::: Records provided :::
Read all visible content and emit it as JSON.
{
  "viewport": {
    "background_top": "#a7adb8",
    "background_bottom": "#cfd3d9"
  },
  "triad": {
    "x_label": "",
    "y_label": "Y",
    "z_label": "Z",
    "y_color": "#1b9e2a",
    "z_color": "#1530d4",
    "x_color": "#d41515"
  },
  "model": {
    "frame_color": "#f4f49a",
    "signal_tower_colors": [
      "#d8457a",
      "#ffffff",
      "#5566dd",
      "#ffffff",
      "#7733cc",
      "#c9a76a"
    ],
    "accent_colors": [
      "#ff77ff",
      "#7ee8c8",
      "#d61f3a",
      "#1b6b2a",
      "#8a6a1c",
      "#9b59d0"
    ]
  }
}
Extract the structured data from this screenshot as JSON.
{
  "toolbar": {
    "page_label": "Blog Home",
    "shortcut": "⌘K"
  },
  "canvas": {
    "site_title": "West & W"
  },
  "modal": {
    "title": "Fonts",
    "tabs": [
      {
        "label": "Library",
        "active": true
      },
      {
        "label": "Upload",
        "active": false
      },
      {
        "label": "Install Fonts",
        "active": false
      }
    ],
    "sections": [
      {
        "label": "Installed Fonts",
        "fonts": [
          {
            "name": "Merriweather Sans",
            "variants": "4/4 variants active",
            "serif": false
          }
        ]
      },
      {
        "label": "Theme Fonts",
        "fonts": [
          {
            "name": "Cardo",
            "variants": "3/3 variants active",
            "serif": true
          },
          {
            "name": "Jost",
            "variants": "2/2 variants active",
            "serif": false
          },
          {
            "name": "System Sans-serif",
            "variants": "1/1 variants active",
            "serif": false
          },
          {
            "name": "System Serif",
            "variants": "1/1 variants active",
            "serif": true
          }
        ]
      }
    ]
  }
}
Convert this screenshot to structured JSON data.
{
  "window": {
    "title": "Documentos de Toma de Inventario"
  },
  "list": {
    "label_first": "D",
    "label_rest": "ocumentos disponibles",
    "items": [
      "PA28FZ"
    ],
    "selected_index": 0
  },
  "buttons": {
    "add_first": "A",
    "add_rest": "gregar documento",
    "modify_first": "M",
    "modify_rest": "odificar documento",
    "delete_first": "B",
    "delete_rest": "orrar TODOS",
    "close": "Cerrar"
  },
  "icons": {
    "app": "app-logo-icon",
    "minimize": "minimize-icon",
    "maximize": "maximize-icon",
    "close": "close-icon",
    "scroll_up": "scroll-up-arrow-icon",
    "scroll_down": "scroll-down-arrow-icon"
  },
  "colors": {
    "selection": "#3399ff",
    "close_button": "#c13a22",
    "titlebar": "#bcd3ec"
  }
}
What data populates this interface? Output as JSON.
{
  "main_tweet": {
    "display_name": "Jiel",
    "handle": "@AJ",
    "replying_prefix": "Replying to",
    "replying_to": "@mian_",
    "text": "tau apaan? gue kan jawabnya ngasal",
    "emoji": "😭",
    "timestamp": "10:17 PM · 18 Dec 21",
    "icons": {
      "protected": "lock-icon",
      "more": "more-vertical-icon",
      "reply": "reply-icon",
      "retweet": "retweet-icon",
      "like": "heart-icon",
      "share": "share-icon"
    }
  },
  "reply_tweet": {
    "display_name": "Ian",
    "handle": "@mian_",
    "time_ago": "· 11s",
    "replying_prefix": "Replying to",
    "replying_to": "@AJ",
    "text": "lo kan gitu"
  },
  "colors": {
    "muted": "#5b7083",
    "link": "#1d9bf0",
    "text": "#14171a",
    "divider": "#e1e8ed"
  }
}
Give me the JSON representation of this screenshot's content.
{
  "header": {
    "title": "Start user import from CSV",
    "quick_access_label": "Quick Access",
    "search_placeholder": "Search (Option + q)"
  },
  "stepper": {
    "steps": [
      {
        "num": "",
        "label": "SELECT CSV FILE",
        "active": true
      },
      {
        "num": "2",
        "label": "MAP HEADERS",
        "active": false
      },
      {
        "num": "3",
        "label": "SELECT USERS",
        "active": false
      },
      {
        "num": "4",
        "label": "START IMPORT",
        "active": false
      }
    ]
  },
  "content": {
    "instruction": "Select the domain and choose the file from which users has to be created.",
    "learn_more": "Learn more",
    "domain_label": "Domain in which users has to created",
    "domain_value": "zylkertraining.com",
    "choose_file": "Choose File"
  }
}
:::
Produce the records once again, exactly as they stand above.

Read all visible content and emit it as JSON.
{
  "viewport": {
    "background_top": "#a7adb8",
    "background_bottom": "#cfd3d9"
  },
  "triad": {
    "x_label": "",
    "y_label": "Y",
    "z_label": "Z",
    "y_color": "#1b9e2a",
    "z_color": "#1530d4",
    "x_color": "#d41515"
  },
  "model": {
    "frame_color": "#f4f49a",
    "signal_tower_colors": [
      "#d8457a",
      "#ffffff",
      "#5566dd",
      "#ffffff",
      "#7733cc",
      "#c9a76a"
    ],
    "accent_colors": [
      "#ff77ff",
      "#7ee8c8",
      "#d61f3a",
      "#1b6b2a",
      "#8a6a1c",
      "#9b59d0"
    ]
  }
}
Extract the structured data from this screenshot as JSON.
{
  "toolbar": {
    "page_label": "Blog Home",
    "shortcut": "⌘K"
  },
  "canvas": {
    "site_title": "West & W"
  },
  "modal": {
    "title": "Fonts",
    "tabs": [
      {
        "label": "Library",
        "active": true
      },
      {
        "label": "Upload",
        "active": false
      },
      {
        "label": "Install Fonts",
        "active": false
      }
    ],
    "sections": [
      {
        "label": "Installed Fonts",
        "fonts": [
          {
            "name": "Merriweather Sans",
            "variants": "4/4 variants active",
            "serif": false
          }
        ]
      },
      {
        "label": "Theme Fonts",
        "fonts": [
          {
            "name": "Cardo",
            "variants": "3/3 variants active",
            "serif": true
          },
          {
            "name": "Jost",
            "variants": "2/2 variants active",
            "serif": false
          },
          {
            "name": "System Sans-serif",
            "variants": "1/1 variants active",
            "serif": false
          },
          {
            "name": "System Serif",
            "variants": "1/1 variants active",
            "serif": true
          }
        ]
      }
    ]
  }
}
Convert this screenshot to structured JSON data.
{
  "window": {
    "title": "Documentos de Toma de Inventario"
  },
  "list": {
    "label_first": "D",
    "label_rest": "ocumentos disponibles",
    "items": [
      "PA28FZ"
    ],
    "selected_index": 0
  },
  "buttons": {
    "add_first": "A",
    "add_rest": "gregar documento",
    "modify_first": "M",
    "modify_rest": "odificar documento",
    "delete_first": "B",
    "delete_rest": "orrar TODOS",
    "close": "Cerrar"
  },
  "icons": {
    "app": "app-logo-icon",
    "minimize": "minimize-icon",
    "maximize": "maximize-icon",
    "close": "close-icon",
    "scroll_up": "scroll-up-arrow-icon",
    "scroll_down": "scroll-down-arrow-icon"
  },
  "colors": {
    "selection": "#3399ff",
    "close_button": "#c13a22",
    "titlebar": "#bcd3ec"
  }
}
What data populates this interface? Output as JSON.
{
  "main_tweet": {
    "display_name": "Jiel",
    "handle": "@AJ",
    "replying_prefix": "Replying to",
    "replying_to": "@mian_",
    "text": "tau apaan? gue kan jawabnya ngasal",
    "emoji": "😭",
    "timestamp": "10:17 PM · 18 Dec 21",
    "icons": {
      "protected": "lock-icon",
      "more": "more-vertical-icon",
      "reply": "reply-icon",
      "retweet": "retweet-icon",
      "like": "heart-icon",
      "share": "share-icon"
    }
  },
  "reply_tweet": {
    "display_name": "Ian",
    "handle": "@mian_",
    "time_ago": "· 11s",
    "replying_prefix": "Replying to",
    "replying_to": "@AJ",
    "text": "lo kan gitu"
  },
  "colors": {
    "muted": "#5b7083",
    "link": "#1d9bf0",
    "text": "#14171a",
    "divider": "#e1e8ed"
  }
}
Give me the JSON representation of this screenshot's content.
{
  "header": {
    "title": "Start user import from CSV",
    "quick_access_label": "Quick Access",
    "search_placeholder": "Search (Option + q)"
  },
  "stepper": {
    "steps": [
      {
        "num": "",
        "label": "SELECT CSV FILE",
        "active": true
      },
      {
        "num": "2",
        "label": "MAP HEADERS",
        "active": false
      },
      {
        "num": "3",
        "label": "SELECT USERS",
        "active": false
      },
      {
        "num": "4",
        "label": "START IMPORT",
        "active": false
      }
    ]
  },
  "content": {
    "instruction": "Select the domain and choose the file from which users has to be created.",
    "learn_more": "Learn more",
    "domain_label": "Domain in which users has to created",
    "domain_value": "zylkertraining.com",
    "choose_file": "Choose File"
  }
}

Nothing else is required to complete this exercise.